| To do |
In the records, each line holding "title" must be reported.
━━ Entries shown ━━
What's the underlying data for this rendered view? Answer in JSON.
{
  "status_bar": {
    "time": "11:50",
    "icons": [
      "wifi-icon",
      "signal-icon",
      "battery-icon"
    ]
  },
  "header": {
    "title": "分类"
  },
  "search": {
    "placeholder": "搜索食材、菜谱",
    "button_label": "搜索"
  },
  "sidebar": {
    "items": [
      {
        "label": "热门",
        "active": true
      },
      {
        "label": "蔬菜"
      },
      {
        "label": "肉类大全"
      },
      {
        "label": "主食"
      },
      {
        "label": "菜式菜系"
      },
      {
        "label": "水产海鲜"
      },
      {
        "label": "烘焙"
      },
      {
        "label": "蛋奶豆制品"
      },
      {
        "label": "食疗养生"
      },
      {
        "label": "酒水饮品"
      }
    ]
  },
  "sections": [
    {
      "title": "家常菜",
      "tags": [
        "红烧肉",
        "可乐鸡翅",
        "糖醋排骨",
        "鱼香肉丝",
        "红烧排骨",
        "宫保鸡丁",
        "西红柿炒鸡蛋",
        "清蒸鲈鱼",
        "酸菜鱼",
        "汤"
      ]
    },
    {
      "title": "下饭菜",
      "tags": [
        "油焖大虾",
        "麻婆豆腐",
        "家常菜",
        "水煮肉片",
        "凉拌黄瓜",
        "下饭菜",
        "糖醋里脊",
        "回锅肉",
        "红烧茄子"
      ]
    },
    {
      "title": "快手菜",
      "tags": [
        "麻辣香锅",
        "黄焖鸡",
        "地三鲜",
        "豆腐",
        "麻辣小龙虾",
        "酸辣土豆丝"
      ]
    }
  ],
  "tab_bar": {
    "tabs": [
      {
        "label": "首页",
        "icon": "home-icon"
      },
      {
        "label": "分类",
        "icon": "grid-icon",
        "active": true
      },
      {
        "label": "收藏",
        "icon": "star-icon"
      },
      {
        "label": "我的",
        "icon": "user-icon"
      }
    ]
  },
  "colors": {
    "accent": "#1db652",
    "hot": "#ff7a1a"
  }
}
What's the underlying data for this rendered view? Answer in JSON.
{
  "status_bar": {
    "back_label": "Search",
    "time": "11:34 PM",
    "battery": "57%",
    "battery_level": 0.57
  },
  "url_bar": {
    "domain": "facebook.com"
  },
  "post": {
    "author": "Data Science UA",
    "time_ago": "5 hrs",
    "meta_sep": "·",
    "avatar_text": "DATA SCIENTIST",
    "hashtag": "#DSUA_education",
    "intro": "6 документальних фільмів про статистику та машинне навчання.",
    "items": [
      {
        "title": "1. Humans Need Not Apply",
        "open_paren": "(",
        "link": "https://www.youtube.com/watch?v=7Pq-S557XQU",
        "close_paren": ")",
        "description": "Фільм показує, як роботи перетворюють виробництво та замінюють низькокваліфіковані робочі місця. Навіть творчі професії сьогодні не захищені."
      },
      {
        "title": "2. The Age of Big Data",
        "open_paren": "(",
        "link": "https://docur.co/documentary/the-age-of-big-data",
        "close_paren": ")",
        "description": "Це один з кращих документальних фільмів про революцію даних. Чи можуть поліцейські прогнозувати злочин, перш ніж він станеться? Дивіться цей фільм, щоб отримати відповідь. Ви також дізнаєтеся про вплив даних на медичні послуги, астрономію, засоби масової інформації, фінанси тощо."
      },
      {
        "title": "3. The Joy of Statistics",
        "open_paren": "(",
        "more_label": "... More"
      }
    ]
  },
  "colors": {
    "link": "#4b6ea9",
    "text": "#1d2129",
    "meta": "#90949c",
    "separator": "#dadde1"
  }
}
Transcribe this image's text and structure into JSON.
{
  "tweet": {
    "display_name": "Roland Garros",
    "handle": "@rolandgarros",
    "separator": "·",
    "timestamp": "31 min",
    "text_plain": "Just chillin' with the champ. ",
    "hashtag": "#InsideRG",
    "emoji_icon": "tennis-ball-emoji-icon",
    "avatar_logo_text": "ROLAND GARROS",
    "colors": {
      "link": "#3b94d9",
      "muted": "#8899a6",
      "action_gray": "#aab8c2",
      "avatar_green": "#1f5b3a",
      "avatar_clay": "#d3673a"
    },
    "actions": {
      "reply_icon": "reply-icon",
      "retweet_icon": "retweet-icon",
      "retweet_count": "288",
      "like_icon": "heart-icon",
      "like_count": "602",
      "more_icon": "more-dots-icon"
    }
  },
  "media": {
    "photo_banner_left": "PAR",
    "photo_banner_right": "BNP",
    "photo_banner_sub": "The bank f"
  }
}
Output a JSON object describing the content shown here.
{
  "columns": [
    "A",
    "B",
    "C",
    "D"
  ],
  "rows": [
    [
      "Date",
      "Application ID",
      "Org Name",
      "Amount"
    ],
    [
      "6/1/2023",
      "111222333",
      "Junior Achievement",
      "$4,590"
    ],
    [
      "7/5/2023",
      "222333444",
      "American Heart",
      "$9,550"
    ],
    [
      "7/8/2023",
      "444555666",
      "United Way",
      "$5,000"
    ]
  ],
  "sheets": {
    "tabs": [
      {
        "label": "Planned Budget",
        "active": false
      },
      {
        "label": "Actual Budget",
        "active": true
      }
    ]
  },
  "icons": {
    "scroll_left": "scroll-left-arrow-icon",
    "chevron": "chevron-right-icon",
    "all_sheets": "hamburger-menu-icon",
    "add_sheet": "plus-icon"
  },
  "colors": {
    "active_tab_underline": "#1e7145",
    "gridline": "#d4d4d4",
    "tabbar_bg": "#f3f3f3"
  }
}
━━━
| Solved exercise |
    "title": "分类"
      "title": "家常菜",
      "title": "下饭菜",
      "title": "快手菜",
        "title": "1. Humans Need Not Apply",
        "title": "2. The Age of Big Data",
        "title": "3. The Joy of Statistics",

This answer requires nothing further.